Security minister Tom Tugenhadt took a subtle dig at the BBC’s coverage of the war in Gaza as he appeared on the broadcaster this morning.
The corporation has come under fire for its initial reporting of the huge blast at the Al-Ahli hospital in Gaza City which left around 500 people dead.
A post on X (formerly Twitter) by BBC World said: “Hundreds of people have been killed in an Israeli strike on a hospital in Gaza, according to Palestinian officials.”
Israel has denied responsibility for the carnage, which it has blamed on a misfiring rocket by the Hamas militant group.
US president Joe Biden was due to meet with Arab leaders in the region, but those talks were cancelled in the wake of the blast.
Appearing on BBC Breakfast this morning, Tugenhandt was asked by presenter Charlie Stayt who the UK government thought was responsible for the hospital deaths.
He said: “We’ve seen some pretty wild speculation and some rushing to headlines in recent days.
“This is first and foremost a human tragedy. We know that some people have been killed there and we also know that the Al-Ahli hospital was offering a service to Palestinian civilians that is incredibly needed at the moment.

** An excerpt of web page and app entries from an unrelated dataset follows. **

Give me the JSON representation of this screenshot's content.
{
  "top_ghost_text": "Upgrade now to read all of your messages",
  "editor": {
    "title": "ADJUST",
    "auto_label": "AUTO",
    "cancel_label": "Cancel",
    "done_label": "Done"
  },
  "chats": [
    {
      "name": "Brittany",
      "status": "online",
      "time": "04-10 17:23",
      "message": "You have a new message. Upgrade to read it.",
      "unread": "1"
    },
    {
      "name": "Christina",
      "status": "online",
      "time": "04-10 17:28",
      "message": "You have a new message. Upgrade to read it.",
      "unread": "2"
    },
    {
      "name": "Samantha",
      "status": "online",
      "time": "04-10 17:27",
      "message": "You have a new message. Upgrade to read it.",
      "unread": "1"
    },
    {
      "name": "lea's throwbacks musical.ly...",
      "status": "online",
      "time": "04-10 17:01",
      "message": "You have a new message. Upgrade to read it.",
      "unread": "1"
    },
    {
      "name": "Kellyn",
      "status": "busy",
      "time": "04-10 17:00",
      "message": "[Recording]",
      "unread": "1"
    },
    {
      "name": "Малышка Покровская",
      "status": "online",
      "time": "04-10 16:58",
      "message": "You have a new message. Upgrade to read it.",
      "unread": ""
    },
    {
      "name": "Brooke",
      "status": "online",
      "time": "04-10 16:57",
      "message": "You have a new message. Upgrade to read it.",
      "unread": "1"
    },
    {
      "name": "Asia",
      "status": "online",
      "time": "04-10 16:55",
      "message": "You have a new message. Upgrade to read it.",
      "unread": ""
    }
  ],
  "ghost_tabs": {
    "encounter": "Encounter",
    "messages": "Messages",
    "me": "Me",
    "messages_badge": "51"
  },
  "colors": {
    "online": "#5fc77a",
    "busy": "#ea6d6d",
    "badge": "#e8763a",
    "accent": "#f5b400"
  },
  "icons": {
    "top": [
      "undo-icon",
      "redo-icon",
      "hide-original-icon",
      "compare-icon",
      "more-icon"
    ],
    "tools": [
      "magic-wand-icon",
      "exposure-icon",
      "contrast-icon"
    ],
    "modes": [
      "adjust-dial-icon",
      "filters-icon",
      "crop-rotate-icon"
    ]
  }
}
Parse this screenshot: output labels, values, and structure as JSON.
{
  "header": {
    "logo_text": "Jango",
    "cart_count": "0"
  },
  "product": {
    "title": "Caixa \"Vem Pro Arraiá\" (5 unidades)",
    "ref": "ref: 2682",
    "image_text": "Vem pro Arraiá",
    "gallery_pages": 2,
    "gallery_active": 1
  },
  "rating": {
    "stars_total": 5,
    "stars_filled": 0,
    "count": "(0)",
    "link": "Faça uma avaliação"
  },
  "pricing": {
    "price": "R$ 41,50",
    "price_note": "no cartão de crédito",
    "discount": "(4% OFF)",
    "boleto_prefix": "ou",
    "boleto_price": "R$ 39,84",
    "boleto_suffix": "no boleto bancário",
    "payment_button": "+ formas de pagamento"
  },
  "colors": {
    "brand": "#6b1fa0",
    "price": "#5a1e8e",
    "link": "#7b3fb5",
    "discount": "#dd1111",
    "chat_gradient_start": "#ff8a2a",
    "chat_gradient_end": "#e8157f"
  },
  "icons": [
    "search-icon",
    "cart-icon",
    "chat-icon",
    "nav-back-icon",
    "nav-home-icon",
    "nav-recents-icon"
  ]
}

“However, the reporting that we’ve seen in recent days has already had a major cost. President Biden was due to meet with Arab leaders, including probably Mahmood Abbas of the Palestinian Authority, and to begin the conversations that could have led to peace.
“Those talks have been stopped - perhaps only pushed back, we hope - and that in itself as a cost. But we’ve also seen the destruction of a synagogue in Tunisia and sadly we’ve seen raising tensions in the United Kingdom.
“This is one of those moments where wild speculation, fast and loose reporting, has real costs and consequences and I’m not going to engage in it.”
Charlie Stayt replied: “I understand entirely the point you’re making.”
The awkward exchange came as Rishi Sunak arrived in Israel for talks with prime minister Benjamin Netanyahu.
The PM, who will also meet with other regional leaders in his two-day visit, described the hospital blast as “a watershed moment” in the conflict, which was sparked by Hamas’s terror attack on Israel on October 7 which left more than 1,400 dead.